|System: PS4, Xbox One, Xbox 360, PS3, PC|
|Dev: Monolith Productions|
|Pub: Warner Bros.|
|Release: October 7, 2014|
|Screen Resolution: 480p-1080p|
by Angelo M. D'Argenio
When you think of Lord of the Rings games, you think of basic action games that try to ride the wave of popularity of the LOTR franchise. But Middle-Earth: Shadow of Mordor is very, very different. This isn’t a generic action game. This is a living breathing world that changes as you play in it.
Here’s the basic premise. You are a wraith, a lich king made flesh. You were resurrected in order to do Sauron’s bidding in the time between The Hobbit and The Lord of the Rings. Essentially, it is telling the story of how Sauron came to power. The developers aren’t talking much about the story, but suffice it to say you will meet up with plenty of noteworthy Lord of the Rings characters.
Being that you are essentially undead, you can’t die, but death isn’t the thing that is breathing down your neck in this game. Time, on the other hand, is the thing you have to look out for. Sauron has to infiltrate great Orc warlords in order to build his forces, and he doesn’t have all day. If you die, then time will pass and it will be more and more difficult to reach Sauron’s goal.
What’s cool about Shadow of Mordor is that the game world changes quite a bit as you interact with it. Say, for example, that you are targeting a warlord and want to add him to Sauron’s army. Well you can’t just go in sword swinging. These warlords have tons of underlings that will tear you apart, limb from limb, if you go in all Rambo. Instead, you have to work your way up to him by targeting his forces.
You can do this in several ways. You can, for example, simply destroy his underlings one by one, giving him fewer body guards in the final fight. Or, on the other hand, you can dominate his underlings to make them turn against him. You can set booby traps in his base, poison his food, and even unleash wild beasts on him. The way you want to fight him is your choice alone.
What’s really interesting is the fact that the orc-ish hierarchy is always changing as time passes. As orcs kill enemies and complete missions, they grow in power, strength and renown. Luckily, you can interfere in these missions, choosing exactly which orcs you want to succeed and fail. The developers call this the “nemesis system” and it’s always active while you play the game.
Unfortunately, killing you is a huge badge of honor for an orc. After all, you are one of the undead kings. So if you die in battle the foe you died to will grow in strength and rise up the orc-ish ranks. Luckily you can target him for revenge if you like, and eventually dominate him into your army. Even more so, you can dominate an orc and let him kill you several times to grow in rank. Of course, Orcs will fight with each other too, so killing your little pet orc’s enemies will help him rise through the ranks quicker. Once you have an army of orcs under your command, you can bring them with you into story missions, making your life a whole lot easier.

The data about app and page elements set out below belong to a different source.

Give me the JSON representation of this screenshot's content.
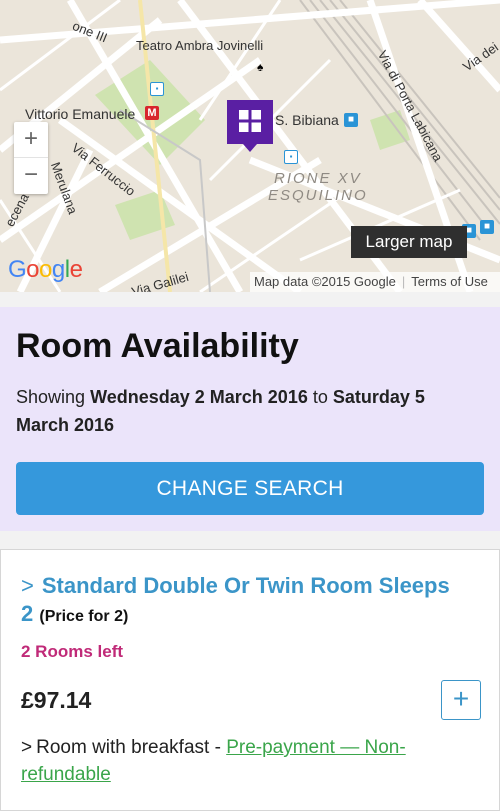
{
  "map": {
    "labels": {
      "teatro": "Teatro Ambra Jovinelli",
      "vittorio": "Vittorio Emanuele",
      "bibiana": "S. Bibiana",
      "ferruccio": "Via Ferruccio",
      "merulana": "Merulana",
      "galilei": "Via Galilei",
      "porta": "Via di Porta Labicana",
      "viadei": "Via dei",
      "one_iii": "one III",
      "mecena": "ecena",
      "district": "RIONE XV\nESQUILINO"
    },
    "zoom_in": "+",
    "zoom_out": "−",
    "larger_map": "Larger map",
    "logo": "Google",
    "map_data": "Map data ©2015 Google",
    "terms": "Terms of Use",
    "metro_glyph": "M",
    "colors": {
      "hotel_pin": "#5a1fa3",
      "metro": "#d8262d",
      "transit": "#2a94d6"
    }
  },
  "availability": {
    "title": "Room Availability",
    "showing_prefix": "Showing",
    "from_date": "Wednesday 2 March 2016",
    "connector": "to",
    "to_date": "Saturday 5 March 2016",
    "change_search": "CHANGE SEARCH",
    "colors": {
      "background": "#ebe4fa",
      "button": "#3598dc"
    }
  },
  "room": {
    "chevron": ">",
    "name": "Standard Double Or Twin Room Sleeps 2",
    "price_for": "(Price for 2)",
    "rooms_left": "2 Rooms left",
    "price": "£97.14",
    "add_label": "+",
    "rate_chevron": ">",
    "rate_name": "Room with breakfast - ",
    "rate_policy": "Pre-payment — Non-refundable",
    "colors": {
      "title": "#3b95c8",
      "rooms_left": "#c02a78",
      "policy": "#3aa54a"
    }
  }
}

Unfortunately, as interesting as the nemesis system was, combat was not nearly as interest. There is only one combat button, the attack button, and that’s basically all you need. You can use a block button to parry your opponent’s strikes, or the jump button to vault over and stun him, but mashing attack was pretty much the way to go. By the end of the demo my thumb was killing me.
But even though combat is a little dry, your options inside combat are actually quite varied. You can, for example, “combat dominate” to turn lesser enemies to your side. You can launch into a flurry of strikes that take out stunned enemies. You can one hit kill assassinate enemies and grab enemies to use as human shields. All of these abilities are actually governed by the amount of hits you have managed to rack up before getting hit yourself. So keeping on the offense will give you plenty of more options in battle.
The other big tool you have is the ability to slow time. Holding down a trigger will take you into lich mode, which turns the world white and slows everything down. Here you can do a number of different things. You can, for example, fire spirit arrows at your enemies to take them down from afar. You can teleport strike to stun your enemies and take them out in one blow. You can distract enemies by poltergeisting objects and forcibly mount beasts of the wild. You can even suck the life and power out of enemies to replenish your own. Unfortunately, none of this is particularly useful in combat time, and so many confrontations come down to how well you plan before the confrontation even takes place.
The thing I liked the most about Shadow of Mordor was the ever changing world. Every time you dominate an orc, another mission pops up. Every time you die, another mission pops up. Every time you complete a story mission, seven other missions pop up. Your missions keep changing depending on what you do in the game, and that means that you could easily lose yourself in side quests for hours. If you are the type of guy who likes to raise an army and vie for world domination, then Middle-Earth: Shadow of Mordor is the game for you.
Angelo M. D'Argenio
Date: June 11, 2014